About this task. Every record must come back exactly as given.

Working data.
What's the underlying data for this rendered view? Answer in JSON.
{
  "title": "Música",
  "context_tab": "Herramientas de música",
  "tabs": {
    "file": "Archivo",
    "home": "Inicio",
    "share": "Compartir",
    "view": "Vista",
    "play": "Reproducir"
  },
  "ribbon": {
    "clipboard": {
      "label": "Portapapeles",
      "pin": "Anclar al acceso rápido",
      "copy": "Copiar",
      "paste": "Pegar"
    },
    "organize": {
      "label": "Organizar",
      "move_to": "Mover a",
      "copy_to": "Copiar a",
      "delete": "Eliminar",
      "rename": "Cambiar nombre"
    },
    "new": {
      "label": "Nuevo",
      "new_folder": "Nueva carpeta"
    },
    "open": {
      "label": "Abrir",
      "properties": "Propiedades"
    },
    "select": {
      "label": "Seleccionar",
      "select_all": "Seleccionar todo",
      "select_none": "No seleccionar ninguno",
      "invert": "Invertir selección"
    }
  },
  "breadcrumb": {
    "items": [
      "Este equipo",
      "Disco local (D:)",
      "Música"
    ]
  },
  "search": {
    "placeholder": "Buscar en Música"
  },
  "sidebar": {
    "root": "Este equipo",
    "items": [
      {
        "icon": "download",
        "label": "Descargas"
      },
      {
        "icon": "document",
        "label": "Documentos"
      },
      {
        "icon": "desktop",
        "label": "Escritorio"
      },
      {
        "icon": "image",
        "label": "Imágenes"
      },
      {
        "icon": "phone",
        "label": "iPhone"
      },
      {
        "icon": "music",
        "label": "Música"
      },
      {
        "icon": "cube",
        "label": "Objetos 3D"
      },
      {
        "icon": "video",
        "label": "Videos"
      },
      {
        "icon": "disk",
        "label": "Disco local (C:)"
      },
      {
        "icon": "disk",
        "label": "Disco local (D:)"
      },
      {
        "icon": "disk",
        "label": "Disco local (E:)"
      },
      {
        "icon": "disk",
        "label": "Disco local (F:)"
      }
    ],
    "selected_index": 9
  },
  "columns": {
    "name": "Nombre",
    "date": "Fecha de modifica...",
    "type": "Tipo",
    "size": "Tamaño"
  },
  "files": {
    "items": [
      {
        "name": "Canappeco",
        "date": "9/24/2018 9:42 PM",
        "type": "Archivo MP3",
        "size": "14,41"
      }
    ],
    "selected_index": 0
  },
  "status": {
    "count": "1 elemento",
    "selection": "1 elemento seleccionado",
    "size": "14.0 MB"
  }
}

Written response.
What's the underlying data for this rendered view? Answer in JSON.
{
  "title": "Música",
  "context_tab": "Herramientas de música",
  "tabs": {
    "file": "Archivo",
    "home": "Inicio",
    "share": "Compartir",
    "view": "Vista",
    "play": "Reproducir"
  },
  "ribbon": {
    "clipboard": {
      "label": "Portapapeles",
      "pin": "Anclar al acceso rápido",
      "copy": "Copiar",
      "paste": "Pegar"
    },
    "organize": {
      "label": "Organizar",
      "move_to": "Mover a",
      "copy_to": "Copiar a",
      "delete": "Eliminar",
      "rename": "Cambiar nombre"
    },
    "new": {
      "label": "Nuevo",
      "new_folder": "Nueva carpeta"
    },
    "open": {
      "label": "Abrir",
      "properties": "Propiedades"
    },
    "select": {
      "label": "Seleccionar",
      "select_all": "Seleccionar todo",
      "select_none": "No seleccionar ninguno",
      "invert": "Invertir selección"
    }
  },
  "breadcrumb": {
    "items": [
      "Este equipo",
      "Disco local (D:)",
      "Música"
    ]
  },
  "search": {
    "placeholder": "Buscar en Música"
  },
  "sidebar": {
    "root": "Este equipo",
    "items": [
      {
        "icon": "download",
        "label": "Descargas"
      },
      {
        "icon": "document",
        "label": "Documentos"
      },
      {
        "icon": "desktop",
        "label": "Escritorio"
      },
      {
        "icon": "image",
        "label": "Imágenes"
      },
      {
        "icon": "phone",
        "label": "iPhone"
      },
      {
        "icon": "music",
        "label": "Música"
      },
      {
        "icon": "cube",
        "label": "Objetos 3D"
      },
      {
        "icon": "video",
        "label": "Videos"
      },
      {
        "icon": "disk",
        "label": "Disco local (C:)"
      },
      {
        "icon": "disk",
        "label": "Disco local (D:)"
      },
      {
        "icon": "disk",
        "label": "Disco local (E:)"
      },
      {
        "icon": "disk",
        "label": "Disco local (F:)"
      }
    ],
    "selected_index": 9
  },
  "columns": {
    "name": "Nombre",
    "date": "Fecha de modifica...",
    "type": "Tipo",
    "size": "Tamaño"
  },
  "files": {
    "items": [
      {
        "name": "Canappeco",
        "date": "9/24/2018 9:42 PM",
        "type": "Archivo MP3",
        "size": "14,41"
      }
    ],
    "selected_index": 0
  },
  "status": {
    "count": "1 elemento",
    "selection": "1 elemento seleccionado",
    "size": "14.0 MB"
  }
}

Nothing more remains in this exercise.